_Exercise materials_.
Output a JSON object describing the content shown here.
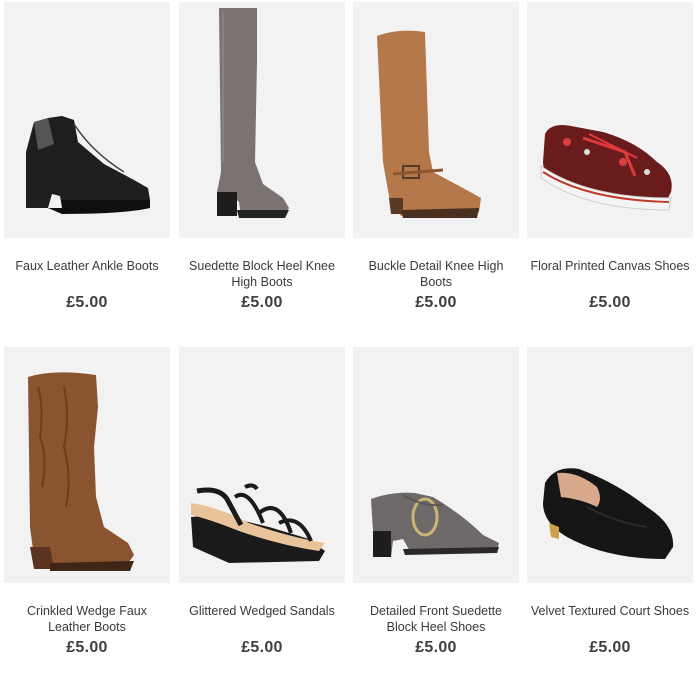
{
  "products": [
    {
      "name": "Faux Leather Ankle Boots",
      "price": "£5.00",
      "image": "black-ankle-boot"
    },
    {
      "name": "Suedette Block Heel Knee High Boots",
      "price": "£5.00",
      "image": "grey-knee-high-boot"
    },
    {
      "name": "Buckle Detail Knee High Boots",
      "price": "£5.00",
      "image": "tan-buckle-boot"
    },
    {
      "name": "Floral Printed Canvas Shoes",
      "price": "£5.00",
      "image": "floral-canvas-shoe"
    },
    {
      "name": "Crinkled Wedge Faux Leather Boots",
      "price": "£5.00",
      "image": "brown-wedge-boot"
    },
    {
      "name": "Glittered Wedged Sandals",
      "price": "£5.00",
      "image": "black-wedge-sandal"
    },
    {
      "name": "Detailed Front Suedette Block Heel Shoes",
      "price": "£5.00",
      "image": "grey-buckle-shoe"
    },
    {
      "name": "Velvet Textured Court Shoes",
      "price": "£5.00",
      "image": "black-velvet-flat"
    }
  ]
}
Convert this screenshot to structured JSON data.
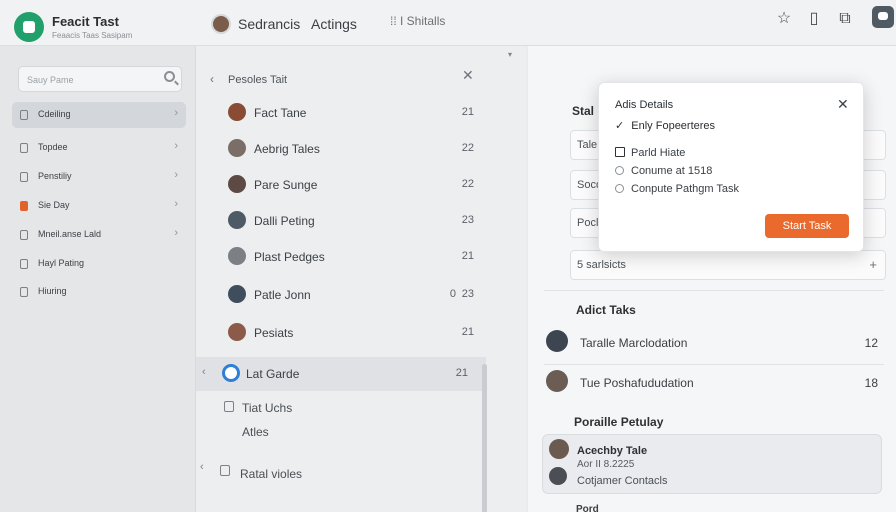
{
  "app": {
    "title": "Feacit Tast",
    "subtitle": "Feaacis Taas Sasipam"
  },
  "topbar": {
    "links": [
      "Sedrancis",
      "Actings"
    ],
    "grid_label": "⁞⁞ I Shitalls",
    "icons": [
      "star-icon",
      "book-icon",
      "share-icon",
      "chat-icon"
    ]
  },
  "sidebar": {
    "search_placeholder": "Sauy Pame",
    "items": [
      {
        "label": "Cdeiling",
        "icon": "doc-icon",
        "active": true
      },
      {
        "label": "Topdee",
        "icon": "link-icon"
      },
      {
        "label": "Penstiliy",
        "icon": "doc-icon"
      },
      {
        "label": "Sie Day",
        "icon": "orange-dot-icon"
      },
      {
        "label": "Mneil.anse Lald",
        "icon": "doc-icon"
      },
      {
        "label": "Hayl Pating",
        "icon": "doc-icon"
      },
      {
        "label": "Hiuring",
        "icon": "list-icon"
      }
    ]
  },
  "list": {
    "title": "Pesoles Tait",
    "rows": [
      {
        "name": "Fact Tane",
        "value": "21",
        "avatar_color": "#8a4b35"
      },
      {
        "name": "Aebrig Tales",
        "value": "22",
        "avatar_color": "#7a6e66"
      },
      {
        "name": "Pare Sunge",
        "value": "22",
        "avatar_color": "#5d4a44"
      },
      {
        "name": "Dalli Peting",
        "value": "23",
        "avatar_color": "#4e5a66"
      },
      {
        "name": "Plast Pedges",
        "value": "21",
        "avatar_color": "#7c7f83"
      },
      {
        "name": "Patle Jonn",
        "value": "23",
        "extra": "0",
        "avatar_color": "#3f4d5c"
      },
      {
        "name": "Pesiats",
        "value": "21",
        "avatar_color": "#8b5a48"
      },
      {
        "name": "Lat Garde",
        "value": "21",
        "avatar_color": "#2f7fd6",
        "selected": true
      }
    ],
    "sub_items": [
      "Tiat Uchs",
      "Atles",
      "Ratal violes"
    ]
  },
  "detail": {
    "section_label": "Stal",
    "fields": [
      "Tale",
      "Socd",
      "Pocl",
      "5 sarlsicts"
    ],
    "active_tasks_title": "Adict Taks",
    "tasks": [
      {
        "name": "Taralle Marclodation",
        "value": "12",
        "avatar_color": "#3d4650"
      },
      {
        "name": "Tue Poshafududation",
        "value": "18",
        "avatar_color": "#6b5c54"
      }
    ],
    "profile_title": "Poraille Petulay",
    "card": {
      "title": "Acechby Tale",
      "date": "Aor II 8.2225",
      "contacts": "Cotjamer Contacls"
    },
    "bottom_label": "Pord"
  },
  "modal": {
    "title": "Adis Details",
    "checked_option": "Enly Fopeerteres",
    "checkbox_option": "Parld Hiate",
    "radio_options": [
      "Conume at 1518",
      "Conpute Pathgm Task"
    ],
    "button": "Start Task",
    "accent": "#ea6a2d"
  }
}
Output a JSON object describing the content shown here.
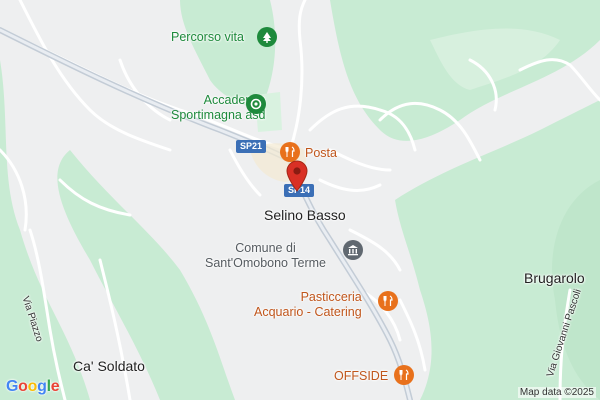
{
  "map": {
    "colors": {
      "land": "#eeeff0",
      "forest": "#c8ebd3",
      "road": "#ffffff",
      "road_edge": "#d6d8db",
      "major_road": "#c3ccd6",
      "poi_green": "#1e8a3c",
      "poi_orange": "#e8711c",
      "poi_gray": "#606870",
      "pin": "#d93025",
      "shield": "#3b6fb6"
    },
    "places": {
      "selino_basso": "Selino Basso",
      "brugarolo": "Brugarolo",
      "ca_soldato": "Ca' Soldato"
    },
    "pois": {
      "percorso_vita": {
        "name": "Percorso vita",
        "icon": "tree-icon"
      },
      "accademia": {
        "line1": "Accademia",
        "line2": "Sportimagna asd",
        "icon": "sports-icon"
      },
      "posta": {
        "name": "Posta",
        "icon": "restaurant-icon"
      },
      "comune": {
        "line1": "Comune di",
        "line2": "Sant'Omobono Terme",
        "icon": "city-hall-icon"
      },
      "pasticceria": {
        "line1": "Pasticceria",
        "line2": "Acquario - Catering",
        "icon": "restaurant-icon"
      },
      "offside": {
        "name": "OFFSIDE",
        "icon": "restaurant-icon"
      }
    },
    "streets": {
      "via_piazzo": "Via Piazzo",
      "via_giovanni_pascoli": "Via Giovanni Pascoli"
    },
    "road_shields": {
      "sp21_left": "SP21",
      "sp21_center": "SP14"
    },
    "marker": {
      "icon": "location-pin-icon"
    },
    "logo": {
      "letters": [
        "G",
        "o",
        "o",
        "g",
        "l",
        "e"
      ],
      "colors": [
        "#4285f4",
        "#ea4335",
        "#fbbc05",
        "#4285f4",
        "#34a853",
        "#ea4335"
      ]
    },
    "attribution": "Map data ©2025"
  }
}
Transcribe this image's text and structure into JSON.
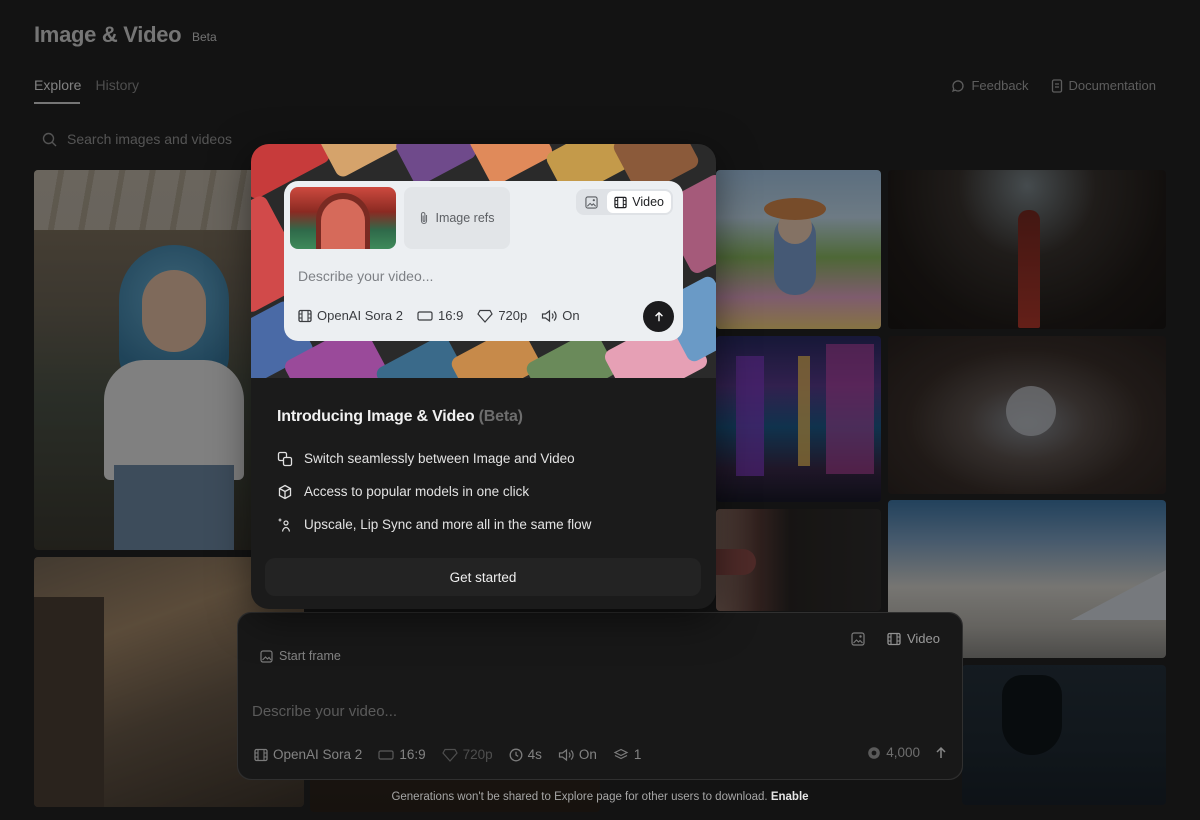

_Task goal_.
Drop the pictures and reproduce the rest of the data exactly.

_Answer below_.
Output a JSON object describing the content shown here.
{
  "products": [
    {
      "name": "Faux Leather Ankle Boots",
      "price": "£5.00",
      "image": "black-ankle-boot"
    },
    {
      "name": "Suedette Block Heel Knee High Boots",
      "price": "£5.00",
      "image": "grey-knee-high-boot"
    },
    {
      "name": "Buckle Detail Knee High Boots",
      "price": "£5.00",
      "image": "tan-buckle-boot"
    },
    {
      "name": "Floral Printed Canvas Shoes",
      "price": "£5.00",
      "image": "floral-canvas-shoe"
    },
    {
      "name": "Crinkled Wedge Faux Leather Boots",
      "price": "£5.00",
      "image": "brown-wedge-boot"
    },
    {
      "name": "Glittered Wedged Sandals",
      "price": "£5.00",
      "image": "black-wedge-sandal"
    },
    {
      "name": "Detailed Front Suedette Block Heel Shoes",
      "price": "£5.00",
      "image": "grey-buckle-shoe"
    },
    {
      "name": "Velvet Textured Court Shoes",
      "price": "£5.00",
      "image": "black-velvet-flat"
    }
  ]
}
Convert this screenshot to structured JSON data.
{
  "app": {
    "title": "Feacit Tast",
    "subtitle": "Feaacis Taas Sasipam"
  },
  "topbar": {
    "links": [
      "Sedrancis",
      "Actings"
    ],
    "grid_label": "⁞⁞ I Shitalls",
    "icons": [
      "star-icon",
      "book-icon",
      "share-icon",
      "chat-icon"
    ]
  },
  "sidebar": {
    "search_placeholder": "Sauy Pame",
    "items": [
      {
        "label": "Cdeiling",
        "icon": "doc-icon",
        "active": true
      },
      {
        "label": "Topdee",
        "icon": "link-icon"
      },
      {
        "label": "Penstiliy",
        "icon": "doc-icon"
      },
      {
        "label": "Sie Day",
        "icon": "orange-dot-icon"
      },
      {
        "label": "Mneil.anse Lald",
        "icon": "doc-icon"
      },
      {
        "label": "Hayl Pating",
        "icon": "doc-icon"
      },
      {
        "label": "Hiuring",
        "icon": "list-icon"
      }
    ]
  },
  "list": {
    "title": "Pesoles Tait",
    "rows": [
      {
        "name": "Fact Tane",
        "value": "21",
        "avatar_color": "#8a4b35"
      },
      {
        "name": "Aebrig Tales",
        "value": "22",
        "avatar_color": "#7a6e66"
      },
      {
        "name": "Pare Sunge",
        "value": "22",
        "avatar_color": "#5d4a44"
      },
      {
        "name": "Dalli Peting",
        "value": "23",
        "avatar_color": "#4e5a66"
      },
      {
        "name": "Plast Pedges",
        "value": "21",
        "avatar_color": "#7c7f83"
      },
      {
        "name": "Patle Jonn",
        "value": "23",
        "extra": "0",
        "avatar_color": "#3f4d5c"
      },
      {
        "name": "Pesiats",
        "value": "21",
        "avatar_color": "#8b5a48"
      },
      {
        "name": "Lat Garde",
        "value": "21",
        "avatar_color": "#2f7fd6",
        "selected": true
      }
    ],
    "sub_items": [
      "Tiat Uchs",
      "Atles",
      "Ratal violes"
    ]
  },
  "detail": {
    "section_label": "Stal",
    "fields": [
      "Tale",
      "Socd",
      "Pocl",
      "5 sarlsicts"
    ],
    "active_tasks_title": "Adict Taks",
    "tasks": [
      {
        "name": "Taralle Marclodation",
        "value": "12",
        "avatar_color": "#3d4650"
      },
      {
        "name": "Tue Poshafududation",
        "value": "18",
        "avatar_color": "#6b5c54"
      }
    ],
    "profile_title": "Poraille Petulay",
    "card": {
      "title": "Acechby Tale",
      "date": "Aor II 8.2225",
      "contacts": "Cotjamer Contacls"
    },
    "bottom_label": "Pord"
  },
  "modal": {
    "title": "Adis Details",
    "checked_option": "Enly Fopeerteres",
    "checkbox_option": "Parld Hiate",
    "radio_options": [
      "Conume at 1518",
      "Conpute Pathgm Task"
    ],
    "button": "Start Task",
    "accent": "#ea6a2d"
  }
}
Output a JSON object describing the content shown here.
{
  "map": {
    "colors": {
      "land": "#eeeff0",
      "forest": "#c8ebd3",
      "road": "#ffffff",
      "road_edge": "#d6d8db",
      "major_road": "#c3ccd6",
      "poi_green": "#1e8a3c",
      "poi_orange": "#e8711c",
      "poi_gray": "#606870",
      "pin": "#d93025",
      "shield": "#3b6fb6"
    },
    "places": {
      "selino_basso": "Selino Basso",
      "brugarolo": "Brugarolo",
      "ca_soldato": "Ca' Soldato"
    },
    "pois": {
      "percorso_vita": {
        "name": "Percorso vita",
        "icon": "tree-icon"
      },
      "accademia": {
        "line1": "Accademia",
        "line2": "Sportimagna asd",
        "icon": "sports-icon"
      },
      "posta": {
        "name": "Posta",
        "icon": "restaurant-icon"
      },
      "comune": {
        "line1": "Comune di",
        "line2": "Sant'Omobono Terme",
        "icon": "city-hall-icon"
      },
      "pasticceria": {
        "line1": "Pasticceria",
        "line2": "Acquario - Catering",
        "icon": "restaurant-icon"
      },
      "offside": {
        "name": "OFFSIDE",
        "icon": "restaurant-icon"
      }
    },
    "streets": {
      "via_piazzo": "Via Piazzo",
      "via_giovanni_pascoli": "Via Giovanni Pascoli"
    },
    "road_shields": {
      "sp21_left": "SP21",
      "sp21_center": "SP14"
    },
    "marker": {
      "icon": "location-pin-icon"
    },
    "logo": {
      "letters": [
        "G",
        "o",
        "o",
        "g",
        "l",
        "e"
      ],
      "colors": [
        "#4285f4",
        "#ea4335",
        "#fbbc05",
        "#4285f4",
        "#34a853",
        "#ea4335"
      ]
    },
    "attribution": "Map data ©2025"
  }
}
Transcribe this image's text and structure into JSON.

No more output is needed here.